§ YOUR TASK
Below is a set of records. Please retype every one exactly.

§ SOURCE DATA
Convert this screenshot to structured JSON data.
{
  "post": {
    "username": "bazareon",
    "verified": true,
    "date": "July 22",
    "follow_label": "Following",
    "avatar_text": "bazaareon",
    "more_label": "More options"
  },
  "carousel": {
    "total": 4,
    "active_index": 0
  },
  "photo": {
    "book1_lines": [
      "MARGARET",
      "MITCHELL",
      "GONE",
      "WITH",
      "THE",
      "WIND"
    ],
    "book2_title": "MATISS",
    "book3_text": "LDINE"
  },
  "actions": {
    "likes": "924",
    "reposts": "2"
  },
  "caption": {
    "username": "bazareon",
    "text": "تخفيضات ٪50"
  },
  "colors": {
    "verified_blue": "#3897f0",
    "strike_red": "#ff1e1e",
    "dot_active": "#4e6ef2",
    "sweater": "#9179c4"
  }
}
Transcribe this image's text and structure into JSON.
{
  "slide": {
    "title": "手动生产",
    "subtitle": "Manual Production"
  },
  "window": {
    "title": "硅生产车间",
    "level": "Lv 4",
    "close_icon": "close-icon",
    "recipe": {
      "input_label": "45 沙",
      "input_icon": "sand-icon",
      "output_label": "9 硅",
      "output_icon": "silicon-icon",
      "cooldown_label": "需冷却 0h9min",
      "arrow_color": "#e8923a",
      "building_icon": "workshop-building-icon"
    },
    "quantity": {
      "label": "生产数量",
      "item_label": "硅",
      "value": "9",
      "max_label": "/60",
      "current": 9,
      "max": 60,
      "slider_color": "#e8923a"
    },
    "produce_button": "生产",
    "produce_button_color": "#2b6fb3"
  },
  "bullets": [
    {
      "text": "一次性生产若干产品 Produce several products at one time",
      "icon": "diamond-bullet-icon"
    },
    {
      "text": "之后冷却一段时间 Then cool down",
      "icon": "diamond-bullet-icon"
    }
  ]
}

§ EXERCISE ANSWER
Convert this screenshot to structured JSON data.
{
  "post": {
    "username": "bazareon",
    "verified": true,
    "date": "July 22",
    "follow_label": "Following",
    "avatar_text": "bazaareon",
    "more_label": "More options"
  },
  "carousel": {
    "total": 4,
    "active_index": 0
  },
  "photo": {
    "book1_lines": [
      "MARGARET",
      "MITCHELL",
      "GONE",
      "WITH",
      "THE",
      "WIND"
    ],
    "book2_title": "MATISS",
    "book3_text": "LDINE"
  },
  "actions": {
    "likes": "924",
    "reposts": "2"
  },
  "caption": {
    "username": "bazareon",
    "text": "تخفيضات ٪50"
  },
  "colors": {
    "verified_blue": "#3897f0",
    "strike_red": "#ff1e1e",
    "dot_active": "#4e6ef2",
    "sweater": "#9179c4"
  }
}
Transcribe this image's text and structure into JSON.
{
  "slide": {
    "title": "手动生产",
    "subtitle": "Manual Production"
  },
  "window": {
    "title": "硅生产车间",
    "level": "Lv 4",
    "close_icon": "close-icon",
    "recipe": {
      "input_label": "45 沙",
      "input_icon": "sand-icon",
      "output_label": "9 硅",
      "output_icon": "silicon-icon",
      "cooldown_label": "需冷却 0h9min",
      "arrow_color": "#e8923a",
      "building_icon": "workshop-building-icon"
    },
    "quantity": {
      "label": "生产数量",
      "item_label": "硅",
      "value": "9",
      "max_label": "/60",
      "current": 9,
      "max": 60,
      "slider_color": "#e8923a"
    },
    "produce_button": "生产",
    "produce_button_color": "#2b6fb3"
  },
  "bullets": [
    {
      "text": "一次性生产若干产品 Produce several products at one time",
      "icon": "diamond-bullet-icon"
    },
    {
      "text": "之后冷却一段时间 Then cool down",
      "icon": "diamond-bullet-icon"
    }
  ]
}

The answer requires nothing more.